11th Update from Glen Allen re Allen v. SPLC Litigation

11th Update from Glen Allen re Allen v. SPLC Litigation



Friends, Donors, and Interested Persons,


Still no word from Judge Blake in my case.  If this goes on much longer, I may file a pleading to try to trigger a decision, although that is a problematic step.


You may recall that in my last update on September 6 I reviewed the status of several recent cases brought against the SPLC.  Since that update, there’s been a decision in the Center for Immigration Studies case in federal court in the District of Columbia — an unfavorable decision, as Judge Jackson granted the SPLC’s motion to dismiss.  My claims differ in important respects from the claims CIS alleged in its case, so I am not dismayed or particularly surprised by the decision.


There has also been a decision in the James Kennedy Ministries v. SPLC and Amazon case in the federal court in Alabama, a case I’ve been following but didn’t mention in my last update.  Here too, after 12 months, Judge Thompson granted the SPLC’s and Amazon’s motion to dismiss.  The opinion is 141 pages, which may partly explain why it took so long to issue.  Here again, the plaintiff’s claims differ from mine in important respects and I am not surprised by the decision


But when I say I’m not surprised by the CIS and James Kennedy Ministries decisions, I don’t mean I approve of them. To the contrary, I commend the plaintiffs for fighting back against the SPLC’s odious hard-left censorship tactics.  The courts in those cases, so focused on the niceties of legal doctrines and so insensitive to the real world consequences of the SPLC’s malicious conduct, lost sight of the forest for the trees in granting the motions to dismiss.  Some day, some court will have the vision and courage to put the SPLC in its place.

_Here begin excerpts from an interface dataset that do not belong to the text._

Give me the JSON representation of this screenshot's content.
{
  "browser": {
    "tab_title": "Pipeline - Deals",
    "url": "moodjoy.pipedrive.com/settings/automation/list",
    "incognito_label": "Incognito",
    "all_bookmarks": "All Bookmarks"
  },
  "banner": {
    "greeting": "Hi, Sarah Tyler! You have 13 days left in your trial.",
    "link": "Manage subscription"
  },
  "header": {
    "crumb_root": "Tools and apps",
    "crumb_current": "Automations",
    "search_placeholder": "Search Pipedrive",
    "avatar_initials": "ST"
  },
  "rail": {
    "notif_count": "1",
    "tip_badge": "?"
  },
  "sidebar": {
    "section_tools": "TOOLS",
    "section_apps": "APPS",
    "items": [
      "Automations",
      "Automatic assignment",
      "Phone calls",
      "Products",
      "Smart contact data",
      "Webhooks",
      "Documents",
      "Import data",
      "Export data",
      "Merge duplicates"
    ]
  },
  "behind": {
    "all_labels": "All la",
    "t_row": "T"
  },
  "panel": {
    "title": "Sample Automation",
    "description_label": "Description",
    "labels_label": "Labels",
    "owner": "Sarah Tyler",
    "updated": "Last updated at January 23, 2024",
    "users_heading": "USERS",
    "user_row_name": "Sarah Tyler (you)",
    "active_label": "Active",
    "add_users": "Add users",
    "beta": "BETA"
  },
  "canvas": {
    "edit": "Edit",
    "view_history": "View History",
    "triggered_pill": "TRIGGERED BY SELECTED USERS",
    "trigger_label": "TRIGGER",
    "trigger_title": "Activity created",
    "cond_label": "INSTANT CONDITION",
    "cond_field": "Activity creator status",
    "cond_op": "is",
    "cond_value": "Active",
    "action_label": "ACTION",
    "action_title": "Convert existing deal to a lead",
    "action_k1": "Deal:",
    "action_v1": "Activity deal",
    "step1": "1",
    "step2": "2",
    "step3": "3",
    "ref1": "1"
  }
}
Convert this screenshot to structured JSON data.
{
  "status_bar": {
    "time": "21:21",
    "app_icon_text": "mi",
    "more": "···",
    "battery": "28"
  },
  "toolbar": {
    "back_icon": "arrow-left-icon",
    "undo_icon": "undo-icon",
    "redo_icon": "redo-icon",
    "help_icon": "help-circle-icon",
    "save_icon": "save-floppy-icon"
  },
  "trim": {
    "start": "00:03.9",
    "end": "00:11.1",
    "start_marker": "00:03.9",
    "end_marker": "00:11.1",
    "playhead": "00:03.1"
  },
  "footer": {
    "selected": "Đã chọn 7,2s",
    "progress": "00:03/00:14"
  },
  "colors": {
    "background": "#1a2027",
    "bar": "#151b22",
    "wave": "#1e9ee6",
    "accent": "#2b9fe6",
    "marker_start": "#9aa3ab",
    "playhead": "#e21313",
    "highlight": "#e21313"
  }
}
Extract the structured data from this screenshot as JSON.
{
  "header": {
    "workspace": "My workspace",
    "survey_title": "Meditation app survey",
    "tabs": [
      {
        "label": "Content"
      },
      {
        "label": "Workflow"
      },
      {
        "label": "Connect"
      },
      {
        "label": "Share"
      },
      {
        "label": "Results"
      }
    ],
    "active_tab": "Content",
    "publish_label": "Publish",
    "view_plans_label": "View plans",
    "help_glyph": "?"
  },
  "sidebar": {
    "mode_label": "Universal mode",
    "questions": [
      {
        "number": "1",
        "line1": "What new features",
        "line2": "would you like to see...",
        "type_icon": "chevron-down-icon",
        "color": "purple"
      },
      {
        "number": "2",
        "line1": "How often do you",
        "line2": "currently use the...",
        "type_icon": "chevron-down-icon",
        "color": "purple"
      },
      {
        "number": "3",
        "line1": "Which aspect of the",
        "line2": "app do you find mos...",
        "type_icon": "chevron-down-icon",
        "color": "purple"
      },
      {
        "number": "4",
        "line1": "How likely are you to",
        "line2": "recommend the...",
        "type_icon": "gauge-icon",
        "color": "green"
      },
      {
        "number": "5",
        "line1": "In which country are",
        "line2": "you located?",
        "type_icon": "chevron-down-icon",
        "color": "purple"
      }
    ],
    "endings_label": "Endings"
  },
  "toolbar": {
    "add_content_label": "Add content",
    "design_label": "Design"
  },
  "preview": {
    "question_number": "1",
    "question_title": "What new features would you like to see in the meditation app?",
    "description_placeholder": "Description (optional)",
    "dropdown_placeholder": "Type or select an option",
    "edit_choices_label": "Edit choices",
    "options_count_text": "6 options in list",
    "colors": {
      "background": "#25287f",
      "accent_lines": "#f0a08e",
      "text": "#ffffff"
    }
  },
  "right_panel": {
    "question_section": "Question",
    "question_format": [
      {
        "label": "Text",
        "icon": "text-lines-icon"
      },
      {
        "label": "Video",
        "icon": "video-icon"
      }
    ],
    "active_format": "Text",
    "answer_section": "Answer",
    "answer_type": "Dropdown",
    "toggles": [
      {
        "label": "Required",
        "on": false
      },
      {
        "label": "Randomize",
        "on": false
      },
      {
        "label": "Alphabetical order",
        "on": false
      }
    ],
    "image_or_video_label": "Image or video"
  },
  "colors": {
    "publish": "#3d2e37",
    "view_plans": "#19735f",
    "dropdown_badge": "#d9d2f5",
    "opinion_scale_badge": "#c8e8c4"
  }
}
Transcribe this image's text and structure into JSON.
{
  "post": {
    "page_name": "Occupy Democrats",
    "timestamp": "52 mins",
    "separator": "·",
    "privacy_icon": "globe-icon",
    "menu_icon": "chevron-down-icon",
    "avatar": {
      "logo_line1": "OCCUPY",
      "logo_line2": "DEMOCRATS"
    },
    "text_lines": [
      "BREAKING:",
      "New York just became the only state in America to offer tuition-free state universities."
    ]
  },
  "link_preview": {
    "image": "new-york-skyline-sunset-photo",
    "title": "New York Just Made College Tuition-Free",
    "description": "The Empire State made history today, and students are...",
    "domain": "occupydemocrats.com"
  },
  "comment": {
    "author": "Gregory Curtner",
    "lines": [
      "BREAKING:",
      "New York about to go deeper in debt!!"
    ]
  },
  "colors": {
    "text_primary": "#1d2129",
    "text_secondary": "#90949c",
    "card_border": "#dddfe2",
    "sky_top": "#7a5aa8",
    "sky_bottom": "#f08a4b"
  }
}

I’d like you to know I’ve not been idle in the cause of free expression as we’ve awaited a decision.  For example, on October 8, 2019, on behalf of the Free Expression Foundation, Inc. I and a colleague filed an amicus curiae (Friend of the Court) brief in the Fourth Circuit Court of Appeals challenging the constitutionality of the Anti-Riot Act under which three young members of the Rise Above Movement had been sentenced to several years in prison for their involvement in the scuffles that arose at the Charlottesville rallies in August 2017.  (The RAM defendants had nothing to do with James Fields’ driving of his car into the crowd at Charlottesville).  I have attached my amicus brief below.  The Anti-Riot Act, which the government had rarely used in 50 years, is flagrantly unconstitutional in that it gives the government prosecutors unbridled discretion to pick and choose on political grounds among participants in tumultuous demonstrations — as happened in Charlottesville and elsewhere, where no Antifa have ever been prosecuted even though so many of them have committed violent acts.  I and my colleague also filed an amicus brief in a separate prosecution of RAM members in California.   In that case Judge Carney, agreeing that the Anti-Riot Act is unconstitutional, struck it down.  Judge Carney’s opinion is also attached below.  These are important developments for the cause of free expression, but the mainstream media, predictably, has ignored them.


As always, I am grateful for your past moral and financial support and respectfully ask for your continued support.   Here is my website for donation purposes:  https://breathing-space-for-dissent.com/


My best to you all!